**Web page and app entries:**
__________________________________________________

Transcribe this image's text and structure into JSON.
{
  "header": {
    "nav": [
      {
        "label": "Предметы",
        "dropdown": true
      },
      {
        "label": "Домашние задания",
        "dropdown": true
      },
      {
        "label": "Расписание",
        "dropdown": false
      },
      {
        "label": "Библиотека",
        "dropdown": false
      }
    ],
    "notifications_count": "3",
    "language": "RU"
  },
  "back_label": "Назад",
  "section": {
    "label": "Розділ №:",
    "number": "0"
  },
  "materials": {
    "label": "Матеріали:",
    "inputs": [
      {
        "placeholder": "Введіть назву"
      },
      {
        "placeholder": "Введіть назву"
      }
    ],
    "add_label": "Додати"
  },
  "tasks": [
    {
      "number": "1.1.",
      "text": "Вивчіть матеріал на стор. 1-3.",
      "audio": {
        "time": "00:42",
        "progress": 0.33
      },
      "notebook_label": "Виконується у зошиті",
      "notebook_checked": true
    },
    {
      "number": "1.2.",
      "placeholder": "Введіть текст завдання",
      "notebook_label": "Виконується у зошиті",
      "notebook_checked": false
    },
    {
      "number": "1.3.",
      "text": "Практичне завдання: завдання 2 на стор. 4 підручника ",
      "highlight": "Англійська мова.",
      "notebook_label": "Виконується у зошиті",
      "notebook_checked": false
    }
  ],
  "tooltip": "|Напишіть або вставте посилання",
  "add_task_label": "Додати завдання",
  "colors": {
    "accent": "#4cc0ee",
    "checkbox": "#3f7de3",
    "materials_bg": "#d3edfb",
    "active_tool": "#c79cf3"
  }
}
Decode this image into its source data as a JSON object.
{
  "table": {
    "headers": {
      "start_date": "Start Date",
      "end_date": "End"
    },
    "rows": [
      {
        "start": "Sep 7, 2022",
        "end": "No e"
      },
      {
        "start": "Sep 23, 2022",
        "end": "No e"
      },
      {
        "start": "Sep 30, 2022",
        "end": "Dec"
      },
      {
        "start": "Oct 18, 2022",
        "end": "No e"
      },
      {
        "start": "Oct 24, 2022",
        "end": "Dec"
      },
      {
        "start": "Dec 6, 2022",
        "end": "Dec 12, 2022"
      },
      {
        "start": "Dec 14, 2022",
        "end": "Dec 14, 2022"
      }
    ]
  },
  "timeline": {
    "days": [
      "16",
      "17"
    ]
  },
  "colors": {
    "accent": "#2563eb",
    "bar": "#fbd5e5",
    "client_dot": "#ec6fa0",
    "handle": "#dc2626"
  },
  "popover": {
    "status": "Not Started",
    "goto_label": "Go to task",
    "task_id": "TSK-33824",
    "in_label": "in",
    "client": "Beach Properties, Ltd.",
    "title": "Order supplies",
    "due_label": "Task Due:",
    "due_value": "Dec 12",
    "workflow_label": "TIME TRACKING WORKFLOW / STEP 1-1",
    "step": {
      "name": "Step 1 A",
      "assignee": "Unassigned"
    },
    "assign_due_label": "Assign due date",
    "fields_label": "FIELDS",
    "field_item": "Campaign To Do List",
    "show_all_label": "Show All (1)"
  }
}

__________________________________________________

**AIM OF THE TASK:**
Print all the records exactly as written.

**COMPLETED TASK:**
Transcribe this image's text and structure into JSON.
{
  "header": {
    "nav": [
      {
        "label": "Предметы",
        "dropdown": true
      },
      {
        "label": "Домашние задания",
        "dropdown": true
      },
      {
        "label": "Расписание",
        "dropdown": false
      },
      {
        "label": "Библиотека",
        "dropdown": false
      }
    ],
    "notifications_count": "3",
    "language": "RU"
  },
  "back_label": "Назад",
  "section": {
    "label": "Розділ №:",
    "number": "0"
  },
  "materials": {
    "label": "Матеріали:",
    "inputs": [
      {
        "placeholder": "Введіть назву"
      },
      {
        "placeholder": "Введіть назву"
      }
    ],
    "add_label": "Додати"
  },
  "tasks": [
    {
      "number": "1.1.",
      "text": "Вивчіть матеріал на стор. 1-3.",
      "audio": {
        "time": "00:42",
        "progress": 0.33
      },
      "notebook_label": "Виконується у зошиті",
      "notebook_checked": true
    },
    {
      "number": "1.2.",
      "placeholder": "Введіть текст завдання",
      "notebook_label": "Виконується у зошиті",
      "notebook_checked": false
    },
    {
      "number": "1.3.",
      "text": "Практичне завдання: завдання 2 на стор. 4 підручника ",
      "highlight": "Англійська мова.",
      "notebook_label": "Виконується у зошиті",
      "notebook_checked": false
    }
  ],
  "tooltip": "|Напишіть або вставте посилання",
  "add_task_label": "Додати завдання",
  "colors": {
    "accent": "#4cc0ee",
    "checkbox": "#3f7de3",
    "materials_bg": "#d3edfb",
    "active_tool": "#c79cf3"
  }
}
Decode this image into its source data as a JSON object.
{
  "table": {
    "headers": {
      "start_date": "Start Date",
      "end_date": "End"
    },
    "rows": [
      {
        "start": "Sep 7, 2022",
        "end": "No e"
      },
      {
        "start": "Sep 23, 2022",
        "end": "No e"
      },
      {
        "start": "Sep 30, 2022",
        "end": "Dec"
      },
      {
        "start": "Oct 18, 2022",
        "end": "No e"
      },
      {
        "start": "Oct 24, 2022",
        "end": "Dec"
      },
      {
        "start": "Dec 6, 2022",
        "end": "Dec 12, 2022"
      },
      {
        "start": "Dec 14, 2022",
        "end": "Dec 14, 2022"
      }
    ]
  },
  "timeline": {
    "days": [
      "16",
      "17"
    ]
  },
  "colors": {
    "accent": "#2563eb",
    "bar": "#fbd5e5",
    "client_dot": "#ec6fa0",
    "handle": "#dc2626"
  },
  "popover": {
    "status": "Not Started",
    "goto_label": "Go to task",
    "task_id": "TSK-33824",
    "in_label": "in",
    "client": "Beach Properties, Ltd.",
    "title": "Order supplies",
    "due_label": "Task Due:",
    "due_value": "Dec 12",
    "workflow_label": "TIME TRACKING WORKFLOW / STEP 1-1",
    "step": {
      "name": "Step 1 A",
      "assignee": "Unassigned"
    },
    "assign_due_label": "Assign due date",
    "fields_label": "FIELDS",
    "field_item": "Campaign To Do List",
    "show_all_label": "Show All (1)"
  }
}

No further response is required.